A week later, the CBI cleared the former Madhya Pradesh education minister, Lakshmi Kant Sharma, of complicity in the Vyapam scandal, in which 42 persons mentioned in the police records had met accidental, or inexplicable, deaths. The CBI had also declared that there had been no conspiracy behind those deaths.
In the 77 days that followed Nageswara Rao’s appointment, and the 23 days for which he was brought back after Modi sacked Verma for good (on January 10, 2019), his decisions made it clear that the CBI would not stand in the way of Modi’s vendetta against political rivals.
Modi’s cynical vendetta Raj
Modi had already shown the lengths he would go in his sustained assault on Arvind Kejriwal and the Aam Aadmi Party in Delhi, as on Mamata and the TMC in Bengal. (And earlier, too, by threatening to expose Nitish Kumar’s sources of funds, and forcing him back into the BJP’s fold.)
In November, sensing that he might be next on the list, M. Chandrababu Naidu took the fateful step of withdrawing Andhra Pradesh’s ‘general consent’ to Central enforcement agencies, to operate in Andhra without prior, specific permission, under the Delhi Special Police Establishment Act.
Days later, the West Bengal government did the same. On January 11, a day after Modi sacked Verma for the second time, the newly-elected Chhattisgarh government also followed suit.
This withdrawal of permission was not unprecedented: Deve Gowda had done it in Karnataka. But this is the first time that the Central government has faced three states doing so at the same time, with others ready to follow. In this moment, the Indian state confronts the rebellion that Ashoka, Aurangzeb and the British faced in the past.
The tragic cost of banishing the CBI
The tragedy of Indian democracy today is that the opposition’s battle to protect political freedom will simultaneously destroy the little capacity the state has left to prevent and punish crime.
This is demonstrated by the timing of Andhra’s withdrawal, only days before the CBI was to spring a trap to capture a ring of central government employees who were accepting bribes for permissions and favours.
When the CBI asked for specific permission to lay the trap, and asked the state to keep its plans secret, the state home ministry instead informed its own Anti-Corruption Bureau. What followed is not clear – but rather than capturing the entire ring, the CBI could make only one arrest. Its bitterness at the failure made it go public with a detailed statement about the cause.
The banner of resistance that Mamata has raised in Bengal will shelter an entire system for siphoning money from the poorest into the pockets of politicians and their henchmen – for there are at least 60 other ponzi schemes in Bengal alone, which have collected an estimated Rs 30,000 crore from around 1.7 million investors.
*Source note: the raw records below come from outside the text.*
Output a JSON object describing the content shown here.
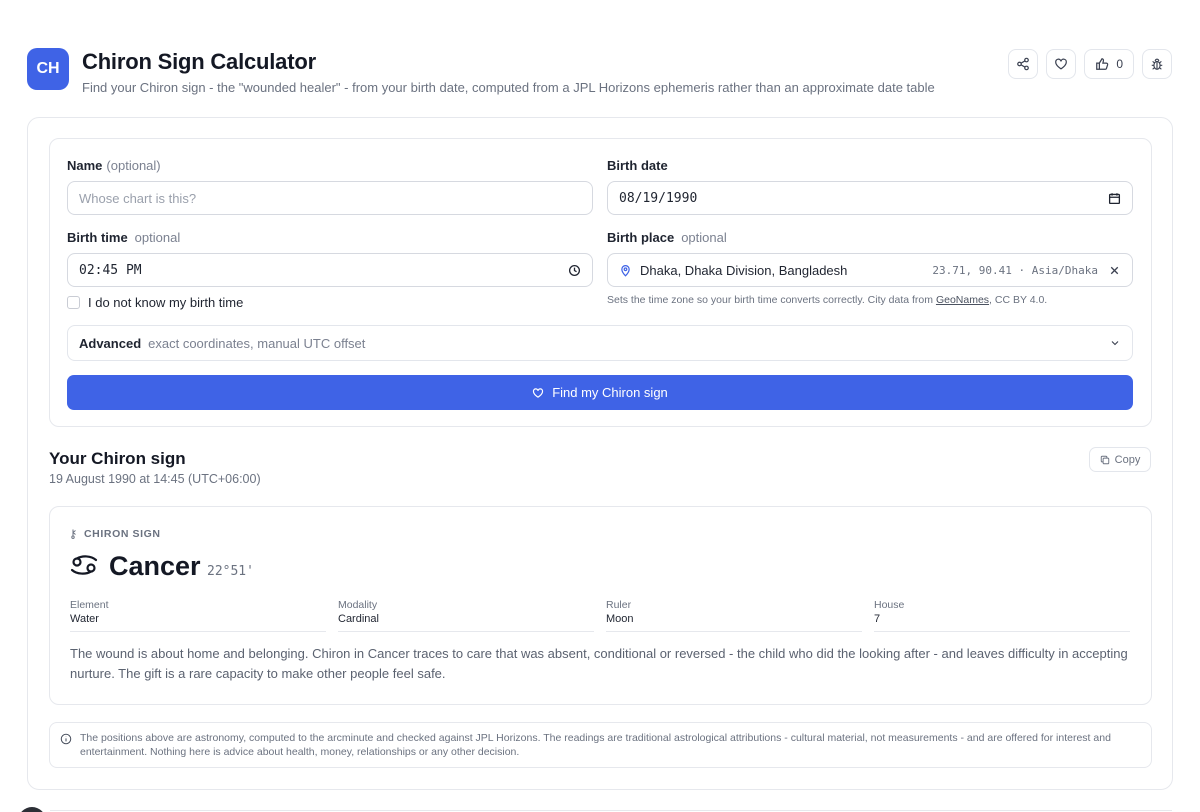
{
  "header": {
    "logo_text": "CH",
    "title": "Chiron Sign Calculator",
    "subtitle": "Find your Chiron sign - the \"wounded healer\" - from your birth date, computed from a JPL Horizons ephemeris rather than an approximate date table",
    "like_count": "0"
  },
  "form": {
    "name": {
      "label": "Name",
      "optional": "(optional)",
      "placeholder": "Whose chart is this?"
    },
    "birth_date": {
      "label": "Birth date",
      "value": "08/19/1990"
    },
    "birth_time": {
      "label": "Birth time",
      "optional": "optional",
      "value": "02:45 PM"
    },
    "birth_place": {
      "label": "Birth place",
      "optional": "optional",
      "value": "Dhaka, Dhaka Division, Bangladesh",
      "coords": "23.71, 90.41 · Asia/Dhaka",
      "hint_prefix": "Sets the time zone so your birth time converts correctly. City data from ",
      "hint_link": "GeoNames",
      "hint_suffix": ", CC BY 4.0."
    },
    "unknown_time_label": "I do not know my birth time",
    "advanced": {
      "label": "Advanced",
      "desc": "exact coordinates, manual UTC offset"
    },
    "submit_label": "Find my Chiron sign"
  },
  "result": {
    "title": "Your Chiron sign",
    "subtitle": "19 August 1990 at 14:45 (UTC+06:00)",
    "copy_label": "Copy",
    "eyebrow": "CHIRON SIGN",
    "sign": "Cancer",
    "degree": "22°51'",
    "attributes": [
      {
        "key": "Element",
        "value": "Water"
      },
      {
        "key": "Modality",
        "value": "Cardinal"
      },
      {
        "key": "Ruler",
        "value": "Moon"
      },
      {
        "key": "House",
        "value": "7"
      }
    ],
    "description": "The wound is about home and belonging. Chiron in Cancer traces to care that was absent, conditional or reversed - the child who did the looking after - and leaves difficulty in accepting nurture. The gift is a rare capacity to make other people feel safe."
  },
  "note": "The positions above are astronomy, computed to the arcminute and checked against JPL Horizons. The readings are traditional astrological attributions - cultural material, not measurements - and are offered for interest and entertainment. Nothing here is advice about health, money, relationships or any other decision.",
  "colors": {
    "accent": "#3f63e6",
    "text": "#1f2430",
    "muted": "#6b7280",
    "border": "#e6e8ed"
  },
  "icons": [
    "share-icon",
    "heart-icon",
    "thumbs-up-icon",
    "bug-icon",
    "calendar-icon",
    "clock-icon",
    "map-pin-icon",
    "close-icon",
    "chevron-down-icon",
    "heart-icon",
    "copy-icon",
    "chiron-glyph-icon",
    "cancer-glyph-icon",
    "info-icon"
  ]
}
As the Cobrapost exposé of the Dewan Housing and Financial Scheme has shown, non-banking financial corporations are lending tens of thousands of crores to shell companies that finance political parties, among their other “investments”, but have directors with few, if any, assets. This means nothing can be recovered from them when these companies go broke.
Nearly all the major political parties joined Mamata’s protest against Modi, and reaffirmed their determination to put up a united front against the BJP in the coming elections. If they stay united, they will push the BJP out of power.
But if they do not follow up their victory by creating an election financing system that frees parties from the need to plunder money – as happened through the Sarada scam – then they will give the BJP a powerful platform fight from in 2024. And if the BJP resumes its attempt to create a monolithic Hindu rashtra, then India’s descent into the age of the later Mughals will be swift.
Prem Shankar Jha is a Delhi-based journalist and writer.